Open 23 March–30 September, The Great British Seaside is a major exhibition exploring Britain's relationship with the seaside through the lenses of the nation's best loved photographers. Discover the lives and careers of Martin Parr, Tony Ray-Jones, David Hurn, and Simon Roberts and hear in their own words what draws them to the seaside.
Pioneering photographer Tony Ray-Jones was born in Somerset in 1941. Though he died in 1972 at the age of 30, he amassed a large body of work which has had an immense influence on documentary art photography in Britain and beyond.
Ray-Jones studied initially in London, and then in the US. After his scholarship to Yale University School of Art, he developed his interest in creative photography at New York’s Design Laboratory run by art director Alexey Brodovitch.
On return to his home country in 1966, Ray-Jones embarked on a project to visually document the English at leisure, at a time when non-commercial photography was relatively underappreciated as an artform compared to in the US. His images of the British seaside are a valuable record of British culture in the late 60s, and have become iconic for their humour and insight into the national psyche.

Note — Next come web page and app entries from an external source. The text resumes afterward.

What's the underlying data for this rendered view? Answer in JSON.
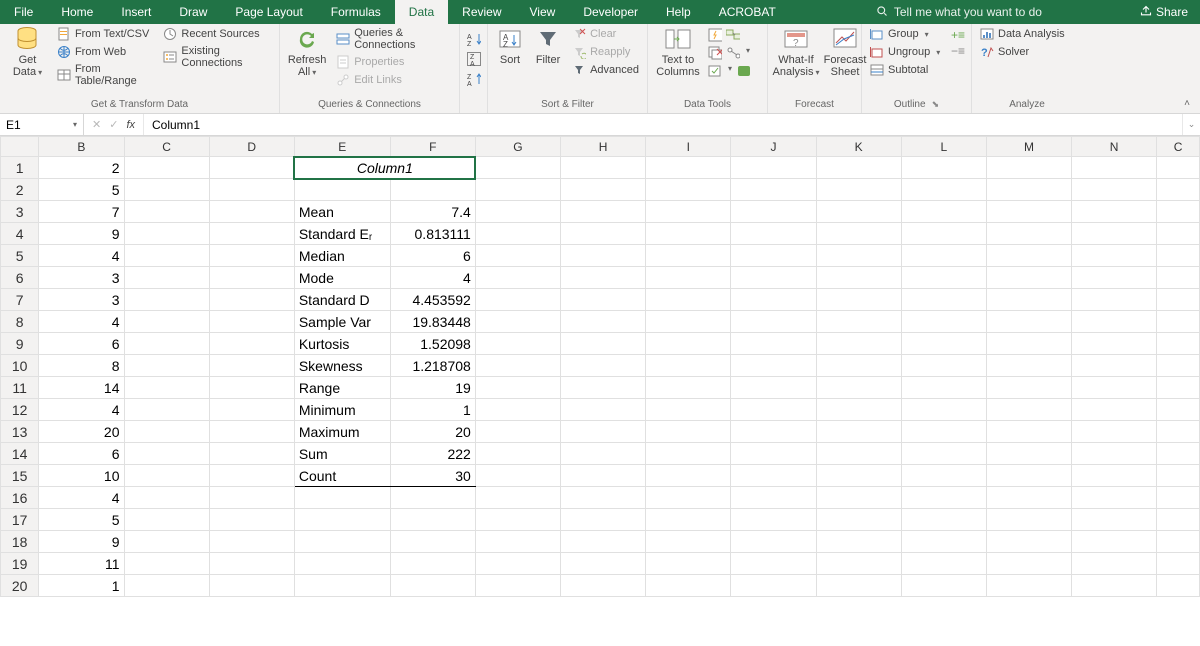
{
  "menu": {
    "tabs": [
      "File",
      "Home",
      "Insert",
      "Draw",
      "Page Layout",
      "Formulas",
      "Data",
      "Review",
      "View",
      "Developer",
      "Help",
      "ACROBAT"
    ],
    "active": "Data",
    "tell_me": "Tell me what you want to do",
    "share": "Share"
  },
  "ribbon": {
    "groups": {
      "get_transform": {
        "title": "Get & Transform Data",
        "get_data": "Get\nData",
        "from_text_csv": "From Text/CSV",
        "from_web": "From Web",
        "from_table": "From Table/Range",
        "recent_sources": "Recent Sources",
        "existing_conn": "Existing Connections"
      },
      "queries": {
        "title": "Queries & Connections",
        "refresh_all": "Refresh\nAll",
        "queries_conn": "Queries & Connections",
        "properties": "Properties",
        "edit_links": "Edit Links"
      },
      "sort_filter": {
        "title": "Sort & Filter",
        "sort": "Sort",
        "filter": "Filter",
        "clear": "Clear",
        "reapply": "Reapply",
        "advanced": "Advanced"
      },
      "data_tools": {
        "title": "Data Tools",
        "text_to_columns": "Text to\nColumns"
      },
      "forecast": {
        "title": "Forecast",
        "what_if": "What-If\nAnalysis",
        "forecast_sheet": "Forecast\nSheet"
      },
      "outline": {
        "title": "Outline",
        "group": "Group",
        "ungroup": "Ungroup",
        "subtotal": "Subtotal"
      },
      "analyze": {
        "title": "Analyze",
        "data_analysis": "Data Analysis",
        "solver": "Solver"
      }
    }
  },
  "formula_bar": {
    "name_box": "E1",
    "fx": "fx",
    "value": "Column1"
  },
  "columns": [
    "B",
    "C",
    "D",
    "E",
    "F",
    "G",
    "H",
    "I",
    "J",
    "K",
    "L",
    "M",
    "N",
    "C"
  ],
  "rows": [
    {
      "n": 1,
      "B": "2",
      "E": "Column1",
      "F": "",
      "hdr": true
    },
    {
      "n": 2,
      "B": "5",
      "E": "",
      "F": ""
    },
    {
      "n": 3,
      "B": "7",
      "E": "Mean",
      "F": "7.4"
    },
    {
      "n": 4,
      "B": "9",
      "E": "Standard Eᵣ",
      "F": "0.813111"
    },
    {
      "n": 5,
      "B": "4",
      "E": "Median",
      "F": "6"
    },
    {
      "n": 6,
      "B": "3",
      "E": "Mode",
      "F": "4"
    },
    {
      "n": 7,
      "B": "3",
      "E": "Standard D",
      "F": "4.453592"
    },
    {
      "n": 8,
      "B": "4",
      "E": "Sample Var",
      "F": "19.83448"
    },
    {
      "n": 9,
      "B": "6",
      "E": "Kurtosis",
      "F": "1.52098"
    },
    {
      "n": 10,
      "B": "8",
      "E": "Skewness",
      "F": "1.218708"
    },
    {
      "n": 11,
      "B": "14",
      "E": "Range",
      "F": "19"
    },
    {
      "n": 12,
      "B": "4",
      "E": "Minimum",
      "F": "1"
    },
    {
      "n": 13,
      "B": "20",
      "E": "Maximum",
      "F": "20"
    },
    {
      "n": 14,
      "B": "6",
      "E": "Sum",
      "F": "222"
    },
    {
      "n": 15,
      "B": "10",
      "E": "Count",
      "F": "30",
      "last": true
    },
    {
      "n": 16,
      "B": "4",
      "E": "",
      "F": ""
    },
    {
      "n": 17,
      "B": "5",
      "E": "",
      "F": ""
    },
    {
      "n": 18,
      "B": "9",
      "E": "",
      "F": ""
    },
    {
      "n": 19,
      "B": "11",
      "E": "",
      "F": ""
    },
    {
      "n": 20,
      "B": "1",
      "E": "",
      "F": ""
    }
  ],
  "active_cell": "E1"
}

He told Creative Camera magazine:
My aim is to communicate something of the spirit and the mentality of the English, their habits and their way of life, the ironies that exist in the way they do things, partly through their traditions and partly through the nature of their environment and their mentality. For me there is something very special about the English 'way of life' and I wish to record it from my particular point of view before it becomes Americanised and disappears.
One of Britain’s most popular photographers, Martin Parr was inspired to pick up a camera at a young age by his grandfather, a keen amateur photographer. He studied photography at Manchester Polytechnic in the early 1970s and went on to work on various black-and-white photographic projects recording life in the north of England and western Ireland. Moving to Merseyside in 1982, Parr switched to the colour-saturated photography for which he is best known, having partly been inspired by the seaside postcards of John Hinde.
In the summer of 1983 Parr began work on The Last Resort , a three-year project capturing leisure in the working-class seaside resort of New Brighton. After becoming a full member of the Magnum Photographic Cooperative in 1994, Parr served as President from 2013 to 2017. He was awarded the World Photography Organisation’s Outstanding Contribution to Photography prize in 2017 and established a Foundation for British photography in Bristol.
The British beach experience is unique: it is slightly wet or humid, down-at-heel and past its best – literally fraying at the edges – and of course full of ironies and contradictions.
David Hurn is a self-taught photographer who began his career in 1955 working as an assistant at the Reflex photo agency in London. Setting himself up as a freelance photojournalist soon after, he made his reputation recording important world events including the Hungarian Revolution of 1956 and the aftermath of the Aberfan disaster a decade later. His work is diverse and includes raw photo-essays, fashion photography and iconic production stills from films such as From Russia with Love (1963) and Barbarella (1968).
Yet David Hurn’s great love has always been the photography of ordinary people and everyday lives. This is perhaps most apparent in his celebrated work, Wales: Land of My Father (2000), a deeply personal assignment that brought together 30 years of photographs documenting the changing landscape and culture of his beloved country.
In 1967 Hurn joined Magnum Photographic Cooperative and in 1973 founded the School of Documentary Photography at Newport College of Art. He lives and works from his home in Tintern, Monmouthshire.
The seaside is a place for uninhibited fun. It is cheap and very democratic, full of laughter, tenderness, ridiculousness but basically a way of having a good time.
Brighton-based photographer Simon Roberts studied Human Geography at the University of Sheffield. This has influenced much of his work, which is characterised by large-scale images that explore the collective relationship between people and place and the reflection of social, political and cultural change in the landscape.
Roberts’ first major project Motherland in 2004–05 took him travelling across Russia to investigate ideas of national identity and belonging in this vast country. The experience inspired him to take a closer look at his own homeland and so in 2007 he embarked on a year-long tour of England in a motorhome, photographing the pastimes of ordinary people across the country (often from the roof of his vehicle!)
The resulting work, We English (2007–08), was exhibited nationally and internationally and published as an acclaimed monograph in 2009. Roberts was commissioned as the official artist to record the 2010 UK General Election and he photographed the London Olympic Games in 2012.
For his third monograph, Pierdom (2013), he followed in the footsteps of Victorian photographer Francis Frith, documenting Britain’s remaining 58 pleasure piers.
There are several things I believe the photographs convey, from the psychological – how the British seaside is closely linked to our changing habits as a nation – to the physical – whereby they record vanishing forms of vernacular architecture. The photographs contain elements of faded romance and nostalgia for the quirkiness, and they project some of the innocence that the seaside inhabits in our sense of place.